Now, at the sleek new food emporium on the corner of Cluny Court, she has a spacious retail space plus a cosy cooking studio for classes and workshops. And in the centre of the store, Ms Forwood intends to put a 10-seater table for customers to sit around and have coffee while leafing through recipe books and just having a chat.
While she already has people lined up both to conduct and take part in cooking classes and demos, she says they will probably only start after the new year when the retail store is running smoothly.
6 Raffles Boulevard, #01-18
Opening hours vary
Feel like sushi tonight? How about ramen? Or shabu-shabu? While you are deciding which of Emporium Shokuhin's eight dining concepts to dine at, how about browsing through their gourmet grocer, taking a look at the tanks in the live seafood market, or learning more about dry-aged beef?
After all, Emporium Shokuhin spans a total of 34,000 sq ft on the first floor of Marina Square's new wing, so there is plenty to do in its multi-concept space.

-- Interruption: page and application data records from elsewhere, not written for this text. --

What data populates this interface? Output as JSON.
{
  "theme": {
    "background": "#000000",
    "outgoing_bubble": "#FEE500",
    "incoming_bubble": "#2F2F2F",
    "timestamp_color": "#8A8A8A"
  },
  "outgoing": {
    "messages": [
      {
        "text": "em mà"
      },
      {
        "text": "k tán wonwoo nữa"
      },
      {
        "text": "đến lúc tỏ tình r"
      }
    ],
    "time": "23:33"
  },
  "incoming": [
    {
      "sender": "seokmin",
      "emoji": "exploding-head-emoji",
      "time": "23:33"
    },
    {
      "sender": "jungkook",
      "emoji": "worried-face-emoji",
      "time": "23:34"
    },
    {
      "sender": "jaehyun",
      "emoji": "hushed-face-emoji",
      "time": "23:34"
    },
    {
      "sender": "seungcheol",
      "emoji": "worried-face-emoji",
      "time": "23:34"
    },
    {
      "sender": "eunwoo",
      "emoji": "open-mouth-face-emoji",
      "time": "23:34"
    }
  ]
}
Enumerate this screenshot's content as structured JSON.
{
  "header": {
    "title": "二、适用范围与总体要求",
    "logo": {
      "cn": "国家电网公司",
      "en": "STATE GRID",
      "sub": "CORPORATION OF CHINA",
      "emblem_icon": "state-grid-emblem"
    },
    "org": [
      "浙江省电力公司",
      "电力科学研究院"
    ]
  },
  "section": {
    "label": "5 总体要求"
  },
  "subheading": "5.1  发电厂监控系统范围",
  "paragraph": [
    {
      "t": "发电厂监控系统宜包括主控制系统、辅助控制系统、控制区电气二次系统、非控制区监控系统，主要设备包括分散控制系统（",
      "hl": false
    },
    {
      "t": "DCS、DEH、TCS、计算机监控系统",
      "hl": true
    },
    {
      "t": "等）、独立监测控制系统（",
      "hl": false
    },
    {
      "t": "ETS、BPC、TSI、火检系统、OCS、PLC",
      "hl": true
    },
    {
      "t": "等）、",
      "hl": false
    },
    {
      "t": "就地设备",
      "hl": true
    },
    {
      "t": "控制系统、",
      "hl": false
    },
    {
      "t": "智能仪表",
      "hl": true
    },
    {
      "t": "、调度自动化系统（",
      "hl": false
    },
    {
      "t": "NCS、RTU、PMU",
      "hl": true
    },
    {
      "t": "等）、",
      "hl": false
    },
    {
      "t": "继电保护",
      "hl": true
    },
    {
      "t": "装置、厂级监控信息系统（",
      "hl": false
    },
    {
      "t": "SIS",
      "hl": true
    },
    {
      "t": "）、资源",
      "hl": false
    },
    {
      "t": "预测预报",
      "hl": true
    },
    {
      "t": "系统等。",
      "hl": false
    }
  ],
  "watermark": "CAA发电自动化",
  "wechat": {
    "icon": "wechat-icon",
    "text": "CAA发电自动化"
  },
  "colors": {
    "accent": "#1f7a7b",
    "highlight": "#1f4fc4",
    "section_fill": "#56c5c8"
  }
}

Chief executive Lim Li Wei says the vision is "to bring products at a more reasonable price to customers" as they "bring in supply directly, without middlemen". Which is why he says they are 10 to 30 per cent cheaper than their main competitors, and sell items like a box of Kyoho grapes at $21.90, and a Musk melon at $88.
Their inventory includes a range of exclusive items from the Ehime prefecture in Japan, like Misyo orange juice ($6.40 for 300ml) and frozen sea bream fillets. At the live seafood market, 22 tanks contain rotating seasonal items such as hirame (flounder) at $7.80 per 100g, kegani (hairy crabs) at $12 per 100g, and a range of oysters from countries like France and Scotland.
Eight different dining concepts were conceived in-house to provide a spectrum of prices and food, explains Mr Lim. Ramen at Burosu Honten starts at $12.80 for a bowl of tonkatsu ramen, while $138 and $178 omakase menus are available at modern Japanese fine dining restaurant Takujo.
Coming up next for Emporium Shokuhin is an e-commerce site, as well as guest chefs and cooking demonstrations that will complement the grocery and dining components. However, that will not happen until all the kinks have been ironed out, especially as the place soft-launched only two weeks ago and will have its grand opening on Oct 27.
THE BUSINESS TIMES